TASK DESCRIPTION = All lines containing the string "triangle" must be copied from the entries.

[Page and application data records]
————

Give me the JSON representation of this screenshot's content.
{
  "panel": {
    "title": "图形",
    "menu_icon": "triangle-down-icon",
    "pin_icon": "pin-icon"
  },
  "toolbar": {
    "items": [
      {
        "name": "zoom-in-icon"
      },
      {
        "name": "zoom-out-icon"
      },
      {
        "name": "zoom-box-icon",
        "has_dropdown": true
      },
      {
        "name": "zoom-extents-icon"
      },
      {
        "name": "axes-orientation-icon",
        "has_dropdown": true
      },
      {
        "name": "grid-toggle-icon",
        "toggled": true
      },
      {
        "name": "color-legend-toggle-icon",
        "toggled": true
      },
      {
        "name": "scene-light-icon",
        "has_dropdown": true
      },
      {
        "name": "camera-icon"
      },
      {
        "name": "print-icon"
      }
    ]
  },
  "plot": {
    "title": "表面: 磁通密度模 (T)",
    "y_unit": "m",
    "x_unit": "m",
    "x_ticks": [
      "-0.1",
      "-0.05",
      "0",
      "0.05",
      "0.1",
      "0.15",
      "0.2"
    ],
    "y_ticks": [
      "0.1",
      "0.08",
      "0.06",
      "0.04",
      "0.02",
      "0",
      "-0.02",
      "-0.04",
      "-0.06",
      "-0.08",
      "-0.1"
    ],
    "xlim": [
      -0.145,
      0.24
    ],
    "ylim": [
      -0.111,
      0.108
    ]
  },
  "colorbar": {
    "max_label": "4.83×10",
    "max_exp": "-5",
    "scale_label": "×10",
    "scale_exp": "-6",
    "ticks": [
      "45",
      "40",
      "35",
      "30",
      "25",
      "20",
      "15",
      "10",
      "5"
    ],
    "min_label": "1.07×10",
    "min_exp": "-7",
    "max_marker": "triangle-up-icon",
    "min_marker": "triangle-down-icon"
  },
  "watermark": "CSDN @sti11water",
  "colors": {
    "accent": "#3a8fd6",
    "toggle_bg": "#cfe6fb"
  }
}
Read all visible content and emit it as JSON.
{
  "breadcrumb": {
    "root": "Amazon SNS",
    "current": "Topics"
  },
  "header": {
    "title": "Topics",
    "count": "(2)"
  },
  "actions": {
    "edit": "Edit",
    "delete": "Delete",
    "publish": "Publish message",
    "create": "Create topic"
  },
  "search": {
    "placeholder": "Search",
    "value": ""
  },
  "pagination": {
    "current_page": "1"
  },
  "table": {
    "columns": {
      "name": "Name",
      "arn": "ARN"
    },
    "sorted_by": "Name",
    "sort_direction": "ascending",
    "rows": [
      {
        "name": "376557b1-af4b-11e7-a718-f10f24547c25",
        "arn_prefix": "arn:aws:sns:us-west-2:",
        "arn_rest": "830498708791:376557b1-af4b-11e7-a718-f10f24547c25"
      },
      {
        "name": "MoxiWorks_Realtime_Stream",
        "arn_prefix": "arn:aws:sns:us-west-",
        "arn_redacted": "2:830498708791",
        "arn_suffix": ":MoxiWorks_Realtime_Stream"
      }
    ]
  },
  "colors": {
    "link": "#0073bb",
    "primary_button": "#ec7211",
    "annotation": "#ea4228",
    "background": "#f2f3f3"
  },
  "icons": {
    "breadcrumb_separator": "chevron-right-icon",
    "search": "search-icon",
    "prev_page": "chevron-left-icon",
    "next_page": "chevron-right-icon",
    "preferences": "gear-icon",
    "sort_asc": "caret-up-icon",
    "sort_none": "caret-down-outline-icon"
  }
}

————

OUTPUT =
    "menu_icon": "triangle-down-icon",
    "max_marker": "triangle-up-icon",
    "min_marker": "triangle-down-icon"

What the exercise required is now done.